# [Input records]
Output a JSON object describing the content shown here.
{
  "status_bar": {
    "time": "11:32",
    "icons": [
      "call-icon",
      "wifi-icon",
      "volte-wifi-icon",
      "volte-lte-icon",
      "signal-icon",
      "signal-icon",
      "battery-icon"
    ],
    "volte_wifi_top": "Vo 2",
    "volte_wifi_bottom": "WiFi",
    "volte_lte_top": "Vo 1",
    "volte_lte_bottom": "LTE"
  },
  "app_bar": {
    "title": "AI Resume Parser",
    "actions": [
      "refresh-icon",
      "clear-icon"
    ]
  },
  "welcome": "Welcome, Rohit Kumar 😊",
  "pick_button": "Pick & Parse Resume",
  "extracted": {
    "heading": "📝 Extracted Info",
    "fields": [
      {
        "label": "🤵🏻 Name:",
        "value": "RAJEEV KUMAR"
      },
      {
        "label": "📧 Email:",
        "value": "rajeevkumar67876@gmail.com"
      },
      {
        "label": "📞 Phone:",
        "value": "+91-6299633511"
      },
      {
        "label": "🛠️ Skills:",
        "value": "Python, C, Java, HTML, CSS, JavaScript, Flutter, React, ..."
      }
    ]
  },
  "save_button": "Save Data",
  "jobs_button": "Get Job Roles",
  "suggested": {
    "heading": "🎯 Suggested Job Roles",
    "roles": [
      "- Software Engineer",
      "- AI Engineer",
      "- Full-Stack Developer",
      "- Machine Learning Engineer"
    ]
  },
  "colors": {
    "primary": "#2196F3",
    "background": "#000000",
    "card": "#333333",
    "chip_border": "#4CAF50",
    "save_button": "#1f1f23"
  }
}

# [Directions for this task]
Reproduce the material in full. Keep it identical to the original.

# [Exercise result]
Output a JSON object describing the content shown here.
{
  "status_bar": {
    "time": "11:32",
    "icons": [
      "call-icon",
      "wifi-icon",
      "volte-wifi-icon",
      "volte-lte-icon",
      "signal-icon",
      "signal-icon",
      "battery-icon"
    ],
    "volte_wifi_top": "Vo 2",
    "volte_wifi_bottom": "WiFi",
    "volte_lte_top": "Vo 1",
    "volte_lte_bottom": "LTE"
  },
  "app_bar": {
    "title": "AI Resume Parser",
    "actions": [
      "refresh-icon",
      "clear-icon"
    ]
  },
  "welcome": "Welcome, Rohit Kumar 😊",
  "pick_button": "Pick & Parse Resume",
  "extracted": {
    "heading": "📝 Extracted Info",
    "fields": [
      {
        "label": "🤵🏻 Name:",
        "value": "RAJEEV KUMAR"
      },
      {
        "label": "📧 Email:",
        "value": "rajeevkumar67876@gmail.com"
      },
      {
        "label": "📞 Phone:",
        "value": "+91-6299633511"
      },
      {
        "label": "🛠️ Skills:",
        "value": "Python, C, Java, HTML, CSS, JavaScript, Flutter, React, ..."
      }
    ]
  },
  "save_button": "Save Data",
  "jobs_button": "Get Job Roles",
  "suggested": {
    "heading": "🎯 Suggested Job Roles",
    "roles": [
      "- Software Engineer",
      "- AI Engineer",
      "- Full-Stack Developer",
      "- Machine Learning Engineer"
    ]
  },
  "colors": {
    "primary": "#2196F3",
    "background": "#000000",
    "card": "#333333",
    "chip_border": "#4CAF50",
    "save_button": "#1f1f23"
  }
}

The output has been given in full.